It takes as its premise that human cultures are an expression of the landscape from which they spring, and that sometimes this is not recognised by the cold stratification of scientific geology. It deals with the widely varied ways that humans understand and respond to the landscapes in which they live, in a refreshing and unusual mix of the analytical with the emotional, the geophysical with the purely metaphysical.

The book is arranged thematically in a coherent sequence; each section has an introduction to explain the forces at work and a brief description of each written piece. I have to confess to not reading these until the end – the book has such a feeling of unexpected discovery that I didn’t want to lose this by foreknowledge of the chapter contents.

Although the contents of each chapter are diverse in their origins and nature, the thematic arrangement allows them to flow into each other very naturally. There are also insightful poems interspersed throughout the book that give punctuation to the structure. Even these most spiritually, emotionally based entries seem suffused and enhanced by a deep understanding, either scientific or religious, of the Earth’s processes. The sixty-five authors included are drawn from the many cultures and ages of the last two millennia, though the focus is on the last 400 years. In this way the book documents the gradual process of humankind’s understanding and unravelling of geophysical forces without losing sight of the spiritual inheritance we have gained. This is the book’s bedrock – its broadness – from the purely scientific and observational to the inspirational and visionary. There is a huge diversity of perspectives, yet all the writers, from the eminent geophysicist to the traditional elder, share the ability to express their very strong personal experiences with immediacy, lucidity and eloquence.

Most of the dramatic developments in the evolution of life, and humans in particular, have occurred because of the constantly, eternally shifting forces at play in the Earth’s structure, and many of these writings relate the trauma and death caused by geophysical events, including Pliny the Younger’s description of the eruption of Vesuvius in 79 CE and the very moving account by Mary Austin of the 1906 San Francisco earthquake. Yet one of the entries I found most eloquent, poignant and pertinent was inflicted by humans on the landscape and thereby on their more spiritually aware fellows. This is a short piece of writing by Luther Standing Bear, an elder of the Lakota Sioux, writing in 1933 about his people’s reverence for the beauty of their winter homelands, the Black Hills of Dakota, and the white man’s greed-driven disregard for, and theft and destruction of, this beauty. To balance this out, one of the most extraordinary and exhilarating accounts is the diary record by John Wesley Powell of the first intrepid exploration by boat of the Grand Canyon, the walls of the gorge beetling over a mile high above him. He was a soldier, geologist and explorer, yet thankfully he had the ability also to write engagingly, articulately and from the heart.

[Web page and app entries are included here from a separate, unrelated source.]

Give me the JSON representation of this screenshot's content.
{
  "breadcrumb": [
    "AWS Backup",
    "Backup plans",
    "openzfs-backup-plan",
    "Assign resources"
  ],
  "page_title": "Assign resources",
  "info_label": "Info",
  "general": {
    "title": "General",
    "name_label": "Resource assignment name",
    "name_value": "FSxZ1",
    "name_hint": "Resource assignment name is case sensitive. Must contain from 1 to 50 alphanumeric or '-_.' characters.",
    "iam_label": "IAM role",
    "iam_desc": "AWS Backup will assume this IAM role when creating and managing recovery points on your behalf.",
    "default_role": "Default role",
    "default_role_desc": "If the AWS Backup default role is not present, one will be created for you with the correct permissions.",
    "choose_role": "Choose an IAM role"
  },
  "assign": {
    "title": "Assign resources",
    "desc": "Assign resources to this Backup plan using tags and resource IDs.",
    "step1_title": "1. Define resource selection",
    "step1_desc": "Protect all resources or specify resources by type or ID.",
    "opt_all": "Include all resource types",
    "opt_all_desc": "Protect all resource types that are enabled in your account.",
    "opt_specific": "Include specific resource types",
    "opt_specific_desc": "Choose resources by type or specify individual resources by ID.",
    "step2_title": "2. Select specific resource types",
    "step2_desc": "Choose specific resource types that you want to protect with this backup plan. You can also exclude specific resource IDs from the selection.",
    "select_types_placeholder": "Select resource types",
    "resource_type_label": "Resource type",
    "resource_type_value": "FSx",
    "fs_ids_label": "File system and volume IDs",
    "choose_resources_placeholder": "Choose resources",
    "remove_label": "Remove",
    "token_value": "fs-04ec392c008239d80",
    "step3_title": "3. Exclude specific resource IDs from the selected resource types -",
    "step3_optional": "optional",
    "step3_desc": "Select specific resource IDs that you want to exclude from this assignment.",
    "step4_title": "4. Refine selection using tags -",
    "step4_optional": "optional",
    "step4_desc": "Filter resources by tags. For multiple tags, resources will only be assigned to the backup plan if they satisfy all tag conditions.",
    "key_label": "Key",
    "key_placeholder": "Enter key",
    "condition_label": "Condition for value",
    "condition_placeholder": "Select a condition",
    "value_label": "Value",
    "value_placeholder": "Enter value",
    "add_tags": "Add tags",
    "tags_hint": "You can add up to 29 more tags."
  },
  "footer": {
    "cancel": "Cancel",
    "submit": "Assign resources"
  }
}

Much of this book is deeply thoughtful and contemplative about the effect of landscape on the human imagination, even to the seemingly universal trait of perceiving dramatic landforms as ghostly or ruined architecture, cathedrals, castle, spires. Some of the writers take this further and use landscape as a metaphor to gain insight into the meaning of difficult areas in their lives.

Yet landscape cycles and the forces perpetually unleashed in them had an obvious, deep and profound effect on all who relate their experience in this book and express their wonder and awe. I’m grateful for their sheer ability, whoever they are or were, to write.

Tudor Humphries is a landscape painter, wildlife artist and children’s book illustrator.